How to Verify Whether You’re “Insured” to Claim Social Security Disability Benefits

It is important for anyone who is considering an application for Social Security disability benefits, (benefits based upon their own past earnings records) to first verify that they have “insured” status under the Social Security regulations.

To gain the status of “insured” in the eyes of the Social Security, one must have worked a certain amount since the age of 21. According to the Social Security Administration, a person must work a certain amount of hours (as defined by the Social Security) for three consecutive months in order to earn one “credit”. The minimum number of credits needed to attained “insured” status is six. To be fully insured, at least one credit must be earned for each year after a person turns 21.

People who become “insured” remain insured for a significant period after they last worked.  A person who has worked regularly for 10 years and acquired the 40 quarters of coverage remains “insured” for another 5 years.
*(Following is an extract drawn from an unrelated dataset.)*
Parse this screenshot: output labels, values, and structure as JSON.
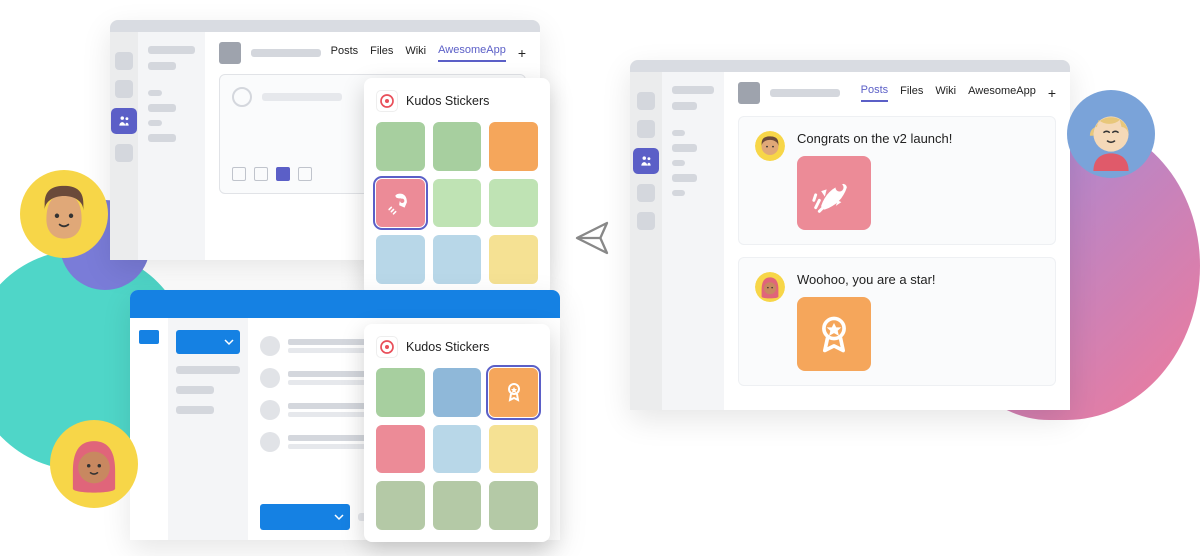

Persons who haven’t worked for years may still qualify for disability benefits if they can prove that the onset of their disability began when they still had insured status.

Proving an earlier onset, as well as ongoing disability, requires medical proof of a disabling condition that lasted or will last for 12 continuous months of disability.

Chronic conditions such as emphysema, COPD, Asthma, Heart disease, Diabetes, chronic neck or back pain, hip pain, or other joint pains, even fibromyalgia or chronic fatigue syndrome can often be shown to have been disabling for a number of years prior to the current application.

If there is a question of whether the person applying for Social Security benefits is insured or when they were last insured, for example if they have not worked for more than 5 years, we recommend that they consult with an attorney. Even if you prove the person currently can’t work, they might still lose out on benefits because there was no proof that the condition was also disabling when they were still “insured” for benefits.